BEGIN

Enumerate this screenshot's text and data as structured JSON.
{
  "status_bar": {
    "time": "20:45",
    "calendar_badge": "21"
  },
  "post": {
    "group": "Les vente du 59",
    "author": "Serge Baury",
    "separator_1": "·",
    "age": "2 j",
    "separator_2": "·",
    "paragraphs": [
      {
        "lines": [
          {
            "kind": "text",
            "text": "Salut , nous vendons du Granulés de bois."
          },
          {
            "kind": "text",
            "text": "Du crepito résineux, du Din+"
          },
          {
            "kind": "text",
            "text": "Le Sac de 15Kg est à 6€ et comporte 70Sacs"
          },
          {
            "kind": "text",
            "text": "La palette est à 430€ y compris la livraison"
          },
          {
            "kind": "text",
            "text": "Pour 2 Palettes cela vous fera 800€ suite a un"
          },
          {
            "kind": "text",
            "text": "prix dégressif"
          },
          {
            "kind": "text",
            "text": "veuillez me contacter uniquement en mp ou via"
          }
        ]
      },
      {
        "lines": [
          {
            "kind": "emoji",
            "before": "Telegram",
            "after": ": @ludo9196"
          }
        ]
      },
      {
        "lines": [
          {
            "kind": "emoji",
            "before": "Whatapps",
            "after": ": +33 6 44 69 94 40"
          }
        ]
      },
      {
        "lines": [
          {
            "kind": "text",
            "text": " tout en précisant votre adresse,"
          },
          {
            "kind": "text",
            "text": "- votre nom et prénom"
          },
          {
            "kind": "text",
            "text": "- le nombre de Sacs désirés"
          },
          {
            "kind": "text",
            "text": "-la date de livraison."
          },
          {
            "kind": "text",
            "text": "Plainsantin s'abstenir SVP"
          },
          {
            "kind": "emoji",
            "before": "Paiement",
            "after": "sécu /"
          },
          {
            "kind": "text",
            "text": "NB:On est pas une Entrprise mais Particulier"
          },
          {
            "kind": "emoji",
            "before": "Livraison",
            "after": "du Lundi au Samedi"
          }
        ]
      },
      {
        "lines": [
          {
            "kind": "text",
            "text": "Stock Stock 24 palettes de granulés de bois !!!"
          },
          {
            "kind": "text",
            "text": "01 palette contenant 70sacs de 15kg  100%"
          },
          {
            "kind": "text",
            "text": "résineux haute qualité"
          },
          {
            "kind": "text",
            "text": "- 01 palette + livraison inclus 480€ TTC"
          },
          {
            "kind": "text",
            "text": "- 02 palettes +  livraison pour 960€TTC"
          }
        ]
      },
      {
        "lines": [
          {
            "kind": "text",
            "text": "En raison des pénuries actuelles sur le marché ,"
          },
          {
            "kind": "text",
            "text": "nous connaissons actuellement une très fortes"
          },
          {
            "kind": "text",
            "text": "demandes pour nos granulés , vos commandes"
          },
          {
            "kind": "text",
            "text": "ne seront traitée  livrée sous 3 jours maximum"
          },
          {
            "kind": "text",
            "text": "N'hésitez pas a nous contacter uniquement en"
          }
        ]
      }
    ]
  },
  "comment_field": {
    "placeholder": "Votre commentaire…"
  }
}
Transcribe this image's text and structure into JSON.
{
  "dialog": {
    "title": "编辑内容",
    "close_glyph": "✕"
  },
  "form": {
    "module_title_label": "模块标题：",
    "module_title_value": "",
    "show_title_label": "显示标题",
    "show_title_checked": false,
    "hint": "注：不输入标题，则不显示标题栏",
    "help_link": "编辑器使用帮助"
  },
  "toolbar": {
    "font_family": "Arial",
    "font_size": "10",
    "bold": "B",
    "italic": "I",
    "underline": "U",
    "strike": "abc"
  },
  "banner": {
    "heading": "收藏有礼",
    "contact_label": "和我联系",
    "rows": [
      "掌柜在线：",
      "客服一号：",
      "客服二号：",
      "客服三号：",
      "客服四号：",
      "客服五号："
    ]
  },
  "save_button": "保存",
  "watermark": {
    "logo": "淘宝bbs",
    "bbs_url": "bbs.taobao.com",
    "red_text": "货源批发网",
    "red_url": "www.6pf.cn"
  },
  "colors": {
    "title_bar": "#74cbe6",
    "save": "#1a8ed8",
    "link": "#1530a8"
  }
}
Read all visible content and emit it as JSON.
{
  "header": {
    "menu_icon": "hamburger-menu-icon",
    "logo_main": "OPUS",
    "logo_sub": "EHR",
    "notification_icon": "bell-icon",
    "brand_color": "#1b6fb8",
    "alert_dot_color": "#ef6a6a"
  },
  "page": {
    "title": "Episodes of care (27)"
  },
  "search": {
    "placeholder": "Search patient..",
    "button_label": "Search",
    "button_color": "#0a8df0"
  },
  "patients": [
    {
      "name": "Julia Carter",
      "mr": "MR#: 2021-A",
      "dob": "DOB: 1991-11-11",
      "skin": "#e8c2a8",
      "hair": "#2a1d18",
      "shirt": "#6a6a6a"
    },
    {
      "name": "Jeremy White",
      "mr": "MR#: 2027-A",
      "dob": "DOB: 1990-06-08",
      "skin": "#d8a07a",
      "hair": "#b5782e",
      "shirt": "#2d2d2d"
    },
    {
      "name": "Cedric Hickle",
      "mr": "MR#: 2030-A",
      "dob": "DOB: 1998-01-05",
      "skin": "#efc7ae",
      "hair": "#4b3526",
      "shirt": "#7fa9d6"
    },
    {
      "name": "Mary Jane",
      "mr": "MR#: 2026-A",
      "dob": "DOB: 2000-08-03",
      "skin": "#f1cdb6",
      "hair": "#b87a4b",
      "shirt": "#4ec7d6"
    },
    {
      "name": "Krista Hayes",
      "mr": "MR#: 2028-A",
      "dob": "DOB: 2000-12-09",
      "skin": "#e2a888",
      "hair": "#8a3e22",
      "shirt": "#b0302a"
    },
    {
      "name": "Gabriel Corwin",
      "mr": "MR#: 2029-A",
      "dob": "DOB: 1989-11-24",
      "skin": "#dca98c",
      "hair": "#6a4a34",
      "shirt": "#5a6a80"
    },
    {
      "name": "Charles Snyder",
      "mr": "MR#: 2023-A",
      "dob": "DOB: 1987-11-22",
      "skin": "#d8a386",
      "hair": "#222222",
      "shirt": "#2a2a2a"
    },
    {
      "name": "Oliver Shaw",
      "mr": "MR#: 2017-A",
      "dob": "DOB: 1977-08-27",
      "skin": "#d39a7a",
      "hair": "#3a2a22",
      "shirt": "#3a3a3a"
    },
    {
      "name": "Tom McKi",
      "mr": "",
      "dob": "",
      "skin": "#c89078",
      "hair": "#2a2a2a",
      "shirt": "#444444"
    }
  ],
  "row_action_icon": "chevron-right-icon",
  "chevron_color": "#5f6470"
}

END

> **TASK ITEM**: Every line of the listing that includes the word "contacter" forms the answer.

> **EXERCISE RESPONSE**:
            "text": "veuillez me contacter uniquement en mp ou via"
            "text": "N'hésitez pas a nous contacter uniquement en"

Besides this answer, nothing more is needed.